The RISA program is now 10 years old and has developed a significant body of experience in working to establish a two-way connection between decision makers and interdisciplinary science and assessment. This experience provides a rich resource for drawing lessons from the various RISA projects on how science priorities might be set, research implemented, and the resulting output transferred to operational agencies in support of the needs of decision makers.

Our 2005 workshop, hosted by the Hawaii and Pacific Islands RISA in Honolulu, HI, brought together ~30 participants from each of the RISA teams to address the questions such as the following:

1. How are stakeholders’ needs reflected in the research prioritization process?
2. How are stakeholders’ needs assessed and evaluated?
3. How does each RISA prioritize areas of research and assessment to which to devote its resources?
4. How does each RISA evaluate its resource allocation decisions?

Participants came from each of the NOAA RISA projects, the SPARC team, as well as others with expertise in science policy and climate.

The overarching goal of the workshop was to distill from the RISA projects those processes, institutions and other conditions that facilitate making decisions about climate science research priorities that lead to useful information for decision makers.
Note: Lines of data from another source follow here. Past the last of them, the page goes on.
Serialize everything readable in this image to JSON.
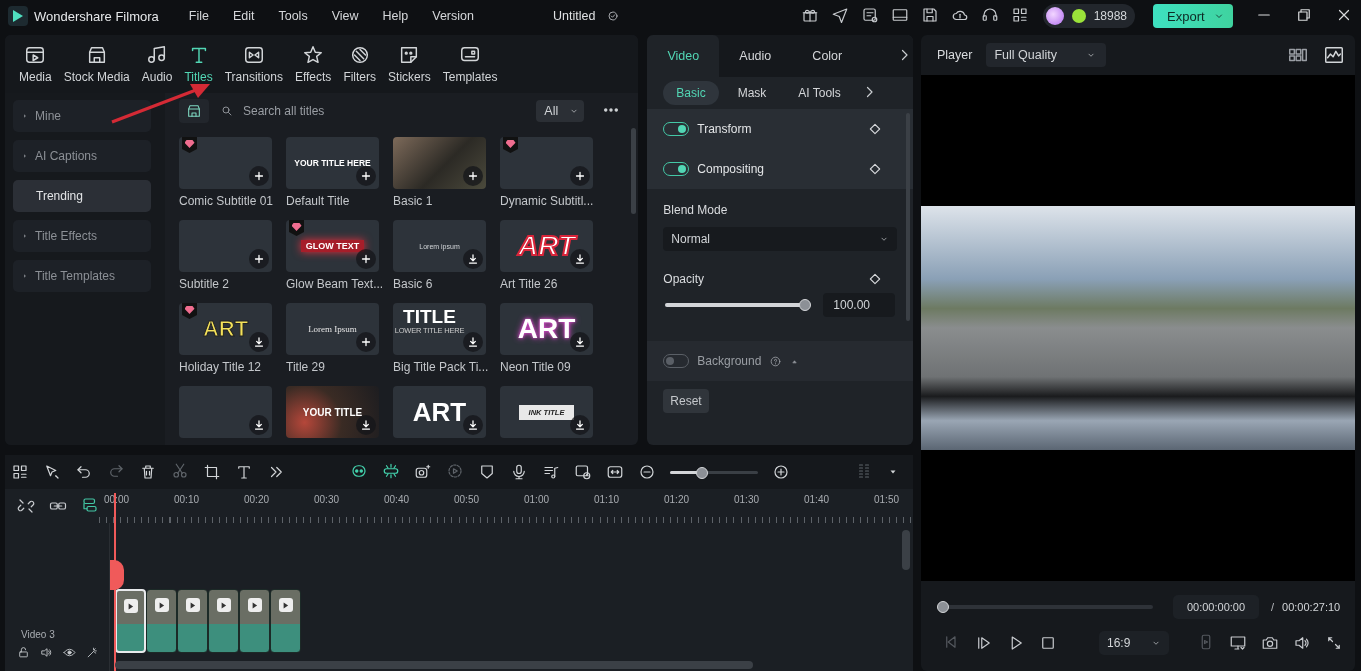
{
  "app": {
    "name": "Wondershare Filmora",
    "menu": [
      "File",
      "Edit",
      "Tools",
      "View",
      "Help",
      "Version"
    ],
    "document_title": "Untitled",
    "credits": "18988",
    "export_label": "Export"
  },
  "asset_tabs": [
    {
      "label": "Media",
      "selected": false
    },
    {
      "label": "Stock Media",
      "selected": false
    },
    {
      "label": "Audio",
      "selected": false
    },
    {
      "label": "Titles",
      "selected": true
    },
    {
      "label": "Transitions",
      "selected": false
    },
    {
      "label": "Effects",
      "selected": false
    },
    {
      "label": "Filters",
      "selected": false
    },
    {
      "label": "Stickers",
      "selected": false
    },
    {
      "label": "Templates",
      "selected": false
    }
  ],
  "categories": [
    {
      "label": "Mine",
      "expandable": true,
      "selected": false
    },
    {
      "label": "AI Captions",
      "expandable": true,
      "selected": false
    },
    {
      "label": "Trending",
      "expandable": false,
      "selected": true
    },
    {
      "label": "Title Effects",
      "expandable": true,
      "selected": false
    },
    {
      "label": "Title Templates",
      "expandable": true,
      "selected": false
    }
  ],
  "search": {
    "placeholder": "Search all titles"
  },
  "filter": "All",
  "titles": [
    {
      "label": "Comic Subtitle 01",
      "premium": true,
      "installed": true,
      "kind": "plain"
    },
    {
      "label": "Default Title",
      "premium": false,
      "installed": true,
      "kind": "banner",
      "preview": "YOUR TITLE HERE"
    },
    {
      "label": "Basic 1",
      "premium": false,
      "installed": true,
      "kind": "photo"
    },
    {
      "label": "Dynamic Subtitl...",
      "premium": true,
      "installed": true,
      "kind": "plain"
    },
    {
      "label": "Subtitle 2",
      "premium": false,
      "installed": true,
      "kind": "plain"
    },
    {
      "label": "Glow Beam Text...",
      "premium": true,
      "installed": true,
      "kind": "glow",
      "preview": "GLOW TEXT"
    },
    {
      "label": "Basic 6",
      "premium": false,
      "installed": false,
      "kind": "small",
      "preview": "Lorem ipsum"
    },
    {
      "label": "Art Title 26",
      "premium": false,
      "installed": false,
      "kind": "outline",
      "preview": "ART"
    },
    {
      "label": "Holiday Title 12",
      "premium": true,
      "installed": false,
      "kind": "yellow",
      "preview": "ART"
    },
    {
      "label": "Title 29",
      "premium": false,
      "installed": true,
      "kind": "serif",
      "preview": "Lorem Ipsum"
    },
    {
      "label": "Big Title Pack Ti...",
      "premium": false,
      "installed": false,
      "kind": "bold",
      "preview": "TITLE",
      "subpreview": "LOWER TITLE HERE"
    },
    {
      "label": "Neon Title 09",
      "premium": false,
      "installed": false,
      "kind": "neon",
      "preview": "ART"
    },
    {
      "premium": false,
      "installed": false,
      "kind": "plain"
    },
    {
      "premium": false,
      "installed": false,
      "kind": "flare",
      "preview": "YOUR TITLE"
    },
    {
      "premium": false,
      "installed": false,
      "kind": "heavy",
      "preview": "ART"
    },
    {
      "premium": false,
      "installed": false,
      "kind": "ink",
      "preview": "INK TITLE"
    }
  ],
  "properties": {
    "tabs": [
      {
        "label": "Video",
        "selected": true
      },
      {
        "label": "Audio",
        "selected": false
      },
      {
        "label": "Color",
        "selected": false
      }
    ],
    "subtabs": [
      {
        "label": "Basic",
        "selected": true
      },
      {
        "label": "Mask",
        "selected": false
      },
      {
        "label": "AI Tools",
        "selected": false
      }
    ],
    "sections": [
      {
        "label": "Transform",
        "on": true
      },
      {
        "label": "Compositing",
        "on": true
      }
    ],
    "blend_mode_label": "Blend Mode",
    "blend_mode": "Normal",
    "opacity_label": "Opacity",
    "opacity": {
      "level": 1.0,
      "value": "100.00"
    },
    "background": {
      "label": "Background",
      "on": false
    },
    "reset": "Reset"
  },
  "player": {
    "label": "Player",
    "quality": "Full Quality",
    "scrub": {
      "level": 0
    },
    "current_time": "00:00:00:00",
    "separator": "/",
    "total_time": "00:00:27:10",
    "aspect": "16:9"
  },
  "timeline": {
    "zoom": {
      "level": 0.36
    },
    "ruler": [
      "00:00",
      "00:10",
      "00:20",
      "00:30",
      "00:40",
      "00:50",
      "01:00",
      "01:10",
      "01:20",
      "01:30",
      "01:40",
      "01:50"
    ],
    "track": {
      "label": "Video 3"
    },
    "clips": [
      {
        "selected": true
      },
      {
        "selected": false
      },
      {
        "selected": false
      },
      {
        "selected": false
      },
      {
        "selected": false
      },
      {
        "selected": false
      }
    ]
  }
}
We evaluated the extent to which climate science policy in the RISAs can serve as “a model that could guide some of the larger efforts within USGCRP.”

In addition to the workshop itself, products will include a report and preparation of at least one article for submission to a peer-reviewed journal.

For more information, contact Ami Nacu-Schmidt.